Duran's book is a useful source book for Greene scholars writing about other works of the last phase. It has much to say about Greene's friend Chuchu, the nickname of Jose Martinez, professor of philosophy and mathematics with a weakness for women, immortalised in Getting to Know the General - a character who makes Duran circumspect in his writing. He clearly disapproves of Chuchu and is distressed to find that Greene sees a similarity between Martinez and his friend.
The humour on the surface of the relationship between the innocent and the sage conceals the spiritual strength Greene derived from this friendship. He felt a constant need to keep in touch with the man who was a source of companionship, amusement and solace in the final two decades of his long and eventful life. Duran brings a mellowness and compassion to the understanding of Greene's troubled sensibility with his reflections on his friend's disastrous marriage which was yet the source of his greatness as a writer. He celebrates the depth of Vivien Greene's faith: "Vivien was the channel for grace . . . (Graham's) particular temperament transformed this mark of faith into a veritable obsession. To put it any other way would be pure misunderstanding."
Duran concludes that Greene made theology the backbone of virtually everything he wrote, but it was theology in the broadest sense. Duran's book is not a reasoned theological analysis. It is emotional, revelatory, charismatic. Both Greene and Duran shared mantras relevant only to them and which those on the outside may see as meaningless and trivial. In the last phase of his life, Greene sought to enter faith through reason, while Duran told him that faith could not be attained through reason, not even through honest doubt. Is it only cradle Catholics, as Anthony Burgess has said, who have faith, who can believe in the transmutation of bread and wine into the body and blood of Christ without experiencing the torments of scepticism? But then Vivien Greene was not a cradle Catholic, Duran reminds us. Ultimately faith is an illusion, a dream which Quixote turned into reality. Greene's tragedy was that he woke up too often. According to Duran, it was only at the end of his life and in the peace of his acceptance of death that Graham Greene found faith.

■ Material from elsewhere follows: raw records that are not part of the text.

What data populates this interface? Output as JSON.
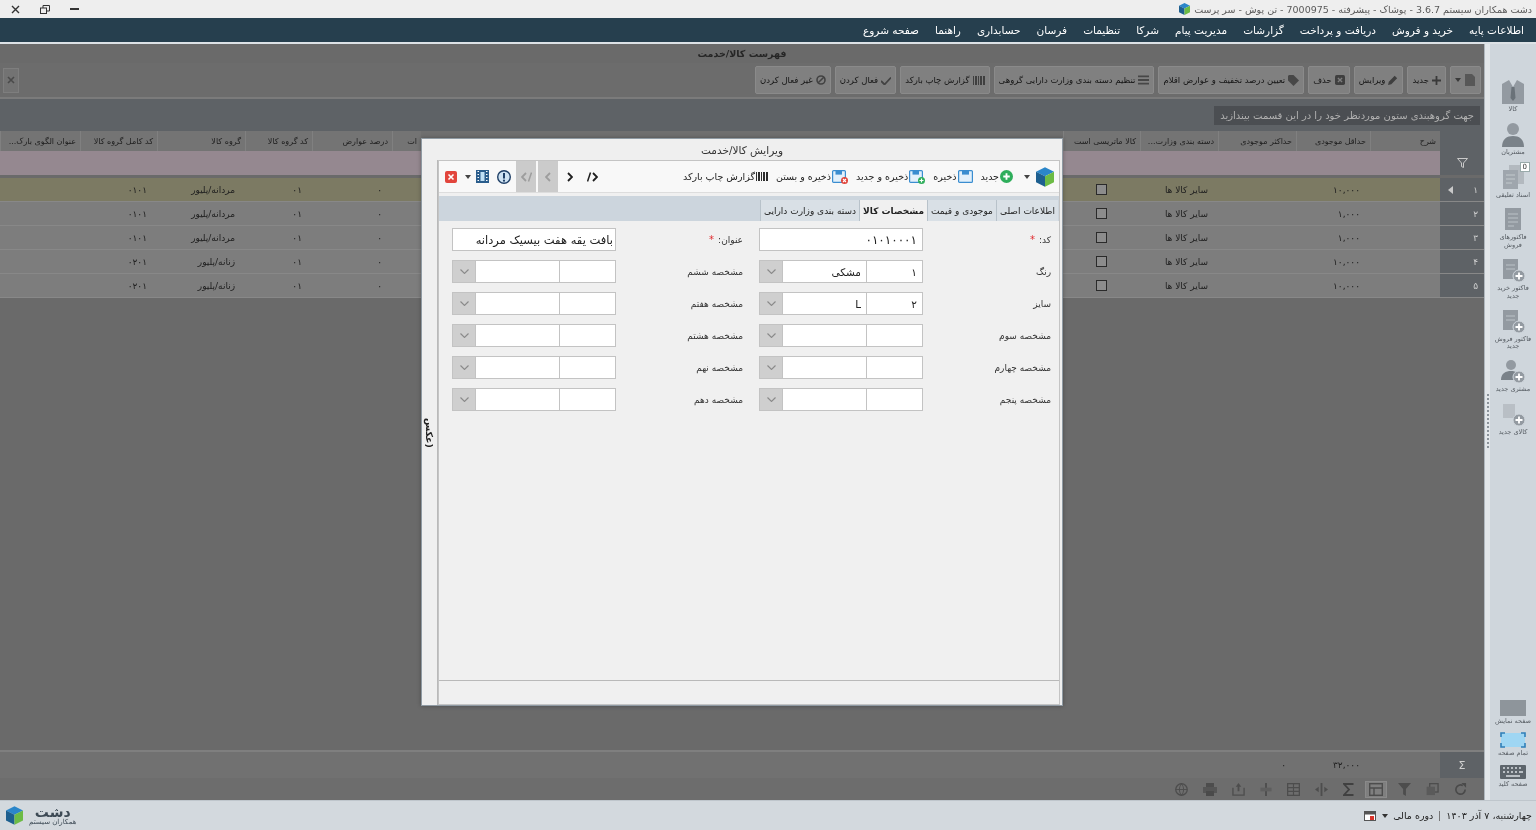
{
  "window": {
    "title": "دشت همکاران سیستم 3.6.7 - پوشاک - پیشرفته - 7000975 - تن پوش - سر پرست"
  },
  "menu": [
    "اطلاعات پایه",
    "خرید و فروش",
    "دریافت و پرداخت",
    "گزارشات",
    "مدیریت پیام",
    "شرکا",
    "تنظیمات",
    "فرسان",
    "حسابداری",
    "راهنما",
    "صفحه شروع"
  ],
  "list_view": {
    "title": "فهرست کالا/خدمت",
    "toolbar": [
      {
        "kind": "menu"
      },
      {
        "kind": "new",
        "label": "جدید"
      },
      {
        "kind": "edit",
        "label": "ویرایش"
      },
      {
        "kind": "delete",
        "label": "حذف"
      },
      {
        "kind": "discount",
        "label": "تعیین درصد تخفیف و عوارض اقلام"
      },
      {
        "kind": "category",
        "label": "تنظیم دسته بندی وزارت دارایی گروهی"
      },
      {
        "kind": "barcode",
        "label": "گزارش چاپ بارکد"
      },
      {
        "kind": "activate",
        "label": "فعال کردن"
      },
      {
        "kind": "deactivate",
        "label": "غیر فعال کردن"
      }
    ],
    "group_hint": "جهت گروهبندی ستون موردنظر خود را در این قسمت بیندازید",
    "columns": [
      {
        "label": "شرح",
        "kind": "text"
      },
      {
        "label": "حداقل موجودی",
        "kind": "text"
      },
      {
        "label": "حداکثر موجودی",
        "kind": "text"
      },
      {
        "label": "دسته بندی وزارت...",
        "kind": "text"
      },
      {
        "label": "کالا ماتریسی است",
        "kind": "check"
      },
      {
        "label": "ات",
        "kind": "text"
      },
      {
        "label": "درصد عوارض",
        "kind": "text"
      },
      {
        "label": "کد گروه کالا",
        "kind": "text"
      },
      {
        "label": "گروه کالا",
        "kind": "text"
      },
      {
        "label": "کد کامل گروه کالا",
        "kind": "text"
      },
      {
        "label": "عنوان الگوی بارک...",
        "kind": "text"
      }
    ],
    "rows": [
      {
        "number": "۱",
        "selected": true,
        "cells": [
          null,
          "۱۰,۰۰۰",
          null,
          "سایر کالا ها",
          {
            "checked": false
          },
          null,
          "۰",
          "۰۱",
          "مردانه/پلیور",
          "۰۱۰۱",
          null
        ]
      },
      {
        "number": "۲",
        "selected": false,
        "cells": [
          null,
          "۱,۰۰۰",
          null,
          "سایر کالا ها",
          {
            "checked": false
          },
          null,
          "۰",
          "۰۱",
          "مردانه/پلیور",
          "۰۱۰۱",
          null
        ]
      },
      {
        "number": "۳",
        "selected": false,
        "cells": [
          null,
          "۱,۰۰۰",
          null,
          "سایر کالا ها",
          {
            "checked": false
          },
          null,
          "۰",
          "۰۱",
          "مردانه/پلیور",
          "۰۱۰۱",
          null
        ]
      },
      {
        "number": "۴",
        "selected": false,
        "cells": [
          null,
          "۱۰,۰۰۰",
          null,
          "سایر کالا ها",
          {
            "checked": false
          },
          null,
          "۰",
          "۰۱",
          "زنانه/پلیور",
          "۰۲۰۱",
          null
        ]
      },
      {
        "number": "۵",
        "selected": false,
        "cells": [
          null,
          "۱۰,۰۰۰",
          null,
          "سایر کالا ها",
          {
            "checked": false
          },
          null,
          "۰",
          "۰۱",
          "زنانه/پلیور",
          "۰۲۰۱",
          null
        ]
      }
    ],
    "summary": {
      "label": "Σ",
      "cells": [
        null,
        "۳۲,۰۰۰",
        "۰"
      ]
    },
    "bottom_toolbar": [
      {
        "kind": "refresh",
        "selected": false
      },
      {
        "kind": "copy",
        "selected": false
      },
      {
        "kind": "filter",
        "selected": false
      },
      {
        "kind": "layout",
        "selected": true
      },
      {
        "kind": "sum",
        "selected": false
      },
      {
        "kind": "fit",
        "selected": false
      },
      {
        "kind": "grid",
        "selected": false
      },
      {
        "kind": "columns",
        "selected": false
      },
      {
        "kind": "export",
        "selected": false
      },
      {
        "kind": "print",
        "selected": false
      },
      {
        "kind": "globe",
        "selected": false
      }
    ]
  },
  "dialog": {
    "title": "ویرایش کالا/خدمت",
    "toolbar": [
      {
        "kind": "new",
        "label": "جدید"
      },
      {
        "kind": "save",
        "label": "ذخیره"
      },
      {
        "kind": "save_new",
        "label": "ذخیره و جدید"
      },
      {
        "kind": "save_close",
        "label": "ذخیره و بستن"
      },
      {
        "kind": "barcode",
        "label": "گزارش چاپ بارکد"
      }
    ],
    "navigation": [
      {
        "kind": "last",
        "disabled": false
      },
      {
        "kind": "next",
        "disabled": false
      },
      {
        "kind": "previous",
        "disabled": true
      },
      {
        "kind": "first",
        "disabled": true
      }
    ],
    "tabs": [
      {
        "label": "اطلاعات اصلی",
        "selected": false
      },
      {
        "label": "موجودی و قیمت",
        "selected": false
      },
      {
        "label": "مشخصات کالا",
        "selected": true
      },
      {
        "label": "دسته بندی وزارت دارایی",
        "selected": false
      }
    ],
    "fields": [
      {
        "label": "کد:",
        "mark": "*",
        "kind": "text",
        "value": "۰۱۰۱۰۰۰۱"
      },
      {
        "label": "عنوان:",
        "mark": "*",
        "kind": "text",
        "value": "بافت یقه هفت بیسیک مردانه"
      },
      {
        "label": "رنگ",
        "kind": "lookup",
        "code": "۱",
        "value": "مشکی"
      },
      {
        "label": "مشخصه ششم",
        "kind": "lookup"
      },
      {
        "label": "سایز",
        "kind": "lookup",
        "code": "۲",
        "value": "L"
      },
      {
        "label": "مشخصه هفتم",
        "kind": "lookup"
      },
      {
        "label": "مشخصه سوم",
        "kind": "lookup"
      },
      {
        "label": "مشخصه هشتم",
        "kind": "lookup"
      },
      {
        "label": "مشخصه چهارم",
        "kind": "lookup"
      },
      {
        "label": "مشخصه نهم",
        "kind": "lookup"
      },
      {
        "label": "مشخصه پنجم",
        "kind": "lookup"
      },
      {
        "label": "مشخصه دهم",
        "kind": "lookup"
      }
    ],
    "side_tab": "عکس)"
  },
  "sidebar": {
    "items": [
      {
        "kind": "product",
        "label": "کالا"
      },
      {
        "kind": "customers",
        "label": "مشتریان"
      },
      {
        "kind": "pending",
        "label": "اسناد تعلیقی",
        "badge": "0"
      },
      {
        "kind": "sales_invoices",
        "label": "فاکتورهای فروش"
      },
      {
        "kind": "new_purchase",
        "label": "فاکتور خرید جدید"
      },
      {
        "kind": "new_sale",
        "label": "فاکتور فروش جدید"
      },
      {
        "kind": "new_customer",
        "label": "مشتری جدید"
      },
      {
        "kind": "new_product",
        "label": "کالای جدید"
      }
    ],
    "bottom_items": [
      {
        "kind": "display",
        "label": "صفحه نمایش"
      },
      {
        "kind": "fullscreen",
        "label": "تمام صفحه"
      },
      {
        "kind": "keyboard",
        "label": "صفحه کلید"
      }
    ]
  },
  "status_bar": {
    "date": "چهارشنبه، ۷ آذر ۱۴۰۳",
    "period_label": "دوره مالی",
    "brand": "دشت",
    "brand_subtitle": "همکاران سیستم"
  }
}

Maria Couto is the author of Graham Greene: On the Frontier: Politics and Religion in the Novels.
Graham Greene:: Friend and Brother
Author - Leopoldo Duran
ISBN - 0 00 6660 1
Publisher - HarperCollins
Price - £20.00
Pages - 345pp